I wrote a story that was published today about North Carolina's strange, early-game quarterback rotation – a rotation that has not led to much success for either Marquise Williams, the Tar Heels' starting quarterback, or Mitch Trubisky, who has replaced Williams on the third series in each of UNC's first three games.
The Tar Heels have already played 25 percent of their regular season games, and there are no shortage of things to question about this team. Like, for instance, whether the defense can improve enough to become average. The quarterback rotation, though, is as worthy a question as any of the rest. The primary question: Why is coach Larry Fedora doing it this way?
Why bring Trubisky, a second-year freshman playing his first season, in on the third possession of every game, regardless of circumstances? Fedora was asked about this earlier this week, at his weekly press conference, and again on Wednesday during the weekly ACC teleconference. Both times, he said he didn't think the rotation hurt the offense.
After all, it's only a series. Williams starts the game and comes out on the third series. Trubisky comes in. And then, after that, Williams comes back. And then, it seems, Fedora will decide – based on factors that aren't all that clear – whether to put Trubisky back in. Trubisky last weekend at ECU came back in for a drive early in the second quarter, then played the fourth quarter amid a blowout.
But the question, again, is why it's preordained for Trubisky to come in on the third series.
This is what Fedora said when he was asked about this on Monday:
“It has been (pre-planned) the past three games. Now, whether or not we'll continue that, I don't know. But every one of those situations was planned. I mean, it wasn't let's throw him out there because of what's happening in the game. It's been a planned situational.”
One of the reasons is obvious enough: playing Trubisky early helps him receive some meaningful experience. He's coming in not late in a blowout victory or defeat, and not for a play here or there, like Williams did, at times, when he backed up Bryn Renner. No, Trubisky is receiving real work in an important, meaningful portion of the game – near the beginning of it. Undoubtedly, that should pay off at some point.
Later on Monday Fedora was asked if there was anything that could happen that would make him deviate from this plan. Like say, for instance, Williams had played really well on the first two drives (I'm making this up, by the way – Fedora wasn't asked the question exactly like this) or, what if the Tar Heels had a lot of momentum?
Would Fedora stick to his plan, under all circumstances, to put Trubisky in on the third series? Fedora left some wiggle room, but he implied that he'd made some sort of promise to Trubisky to play him early on in every game.

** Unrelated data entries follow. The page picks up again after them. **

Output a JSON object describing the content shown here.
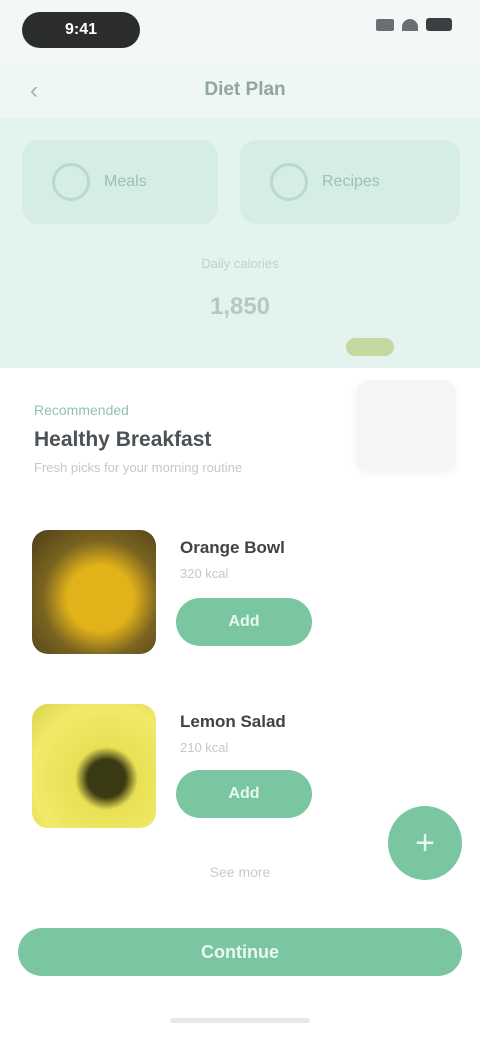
{
  "status_bar": {
    "time": "9:41"
  },
  "header": {
    "title": "Diet Plan",
    "back_icon": "chevron-left-icon"
  },
  "segments": [
    {
      "label": "Meals",
      "icon": "circle-icon"
    },
    {
      "label": "Recipes",
      "icon": "circle-icon"
    }
  ],
  "hero": {
    "caption": "Daily calories",
    "value": "1,850"
  },
  "card": {
    "overline": "Recommended",
    "title": "Healthy Breakfast",
    "subtitle": "Fresh picks for your morning routine"
  },
  "products": [
    {
      "name": "Orange Bowl",
      "meta": "320 kcal",
      "button": "Add"
    },
    {
      "name": "Lemon Salad",
      "meta": "210 kcal",
      "button": "Add"
    }
  ],
  "more_link": "See more",
  "primary_button": "Continue",
  "colors": {
    "accent": "#79c6a1",
    "hero_bg": "#e3f3ef"
  }
}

“There are things that could happen that take us out of that plan, yeah,” Fedora said. “But yeah, I mean, I don't like telling a kid one thing and then doing something else unless something drastic comes up where there's a reason for it. Then I don't have a problem with it.”
To that point, Williams hasn't done much to distinguish himself early in any of UNC's first three games. So we don't know, really, whether Trubisky would still come in if, say, UNC held a 14-0 lead after its first two drives and Williams had completed all of his attempts and thrown two touchdown passes.
But what we do know is this: The early-game rotation hasn't been successful. Trubisky hasn't played all that well when he's come in on the third series and, when Williams has returned, he has underperformed relative to his play the rest of the time.
Here's what Trubisky has done, in three games, on UNC's third possession:
5-10, 58, 0-1
And here's what Williams has done, in three games, on UNC's fourth possession:
3-8, 15, 0-0
UNC has scored a total of 10 points on these six drives, with the touchdown – a Romar Morris 1-yard run – coming against Liberty. Trubisky's first appearance on Saturday at ECU led to a field goal.
Overall, the offense is averaging 4.39 yards per play on those six drives – nearly a yard worse than UNC's overall average of 5.34 yards per play (which still ranks just 84th nationally).
Trubisky, as I wrote in the story I linked above, acknowledged that he feels a lot of pressure to come in and make something happen when he enters the game. He's putting a lot of pressure on himself, it sounds like. Williams, meanwhile, has been careful not to criticize this setup, but how could it not affect his rhythm?
It's clear by now that neither Williams nor Trubisky separated themselves much in the preseason. They competed for the starting job and Williams won out not necessarily because of how well he played, but because, probably (I say “probably” because we don't get to see anything in the preseason), he's older and more experienced, and because he has helped this team win games. And because, evidently, Trubisky just isn't ready.
And so Williams is the starter. The clear-cut, definitive starter, Fedora said earlier this week.
“No doubt about it,” Fedora said.
It's a strange thing, then. UNC led ECU 10-7 early in the first quarter on Saturday. The Tar Heels had a chance, with a touchdown, to take early control of the game. Wouldn't you want your starting quarterback in the game at that moment, to maximize the chance for a successful drive? It happened to be UNC's third offensive series, though, so Trubisky entered and Williams watched from the sideline.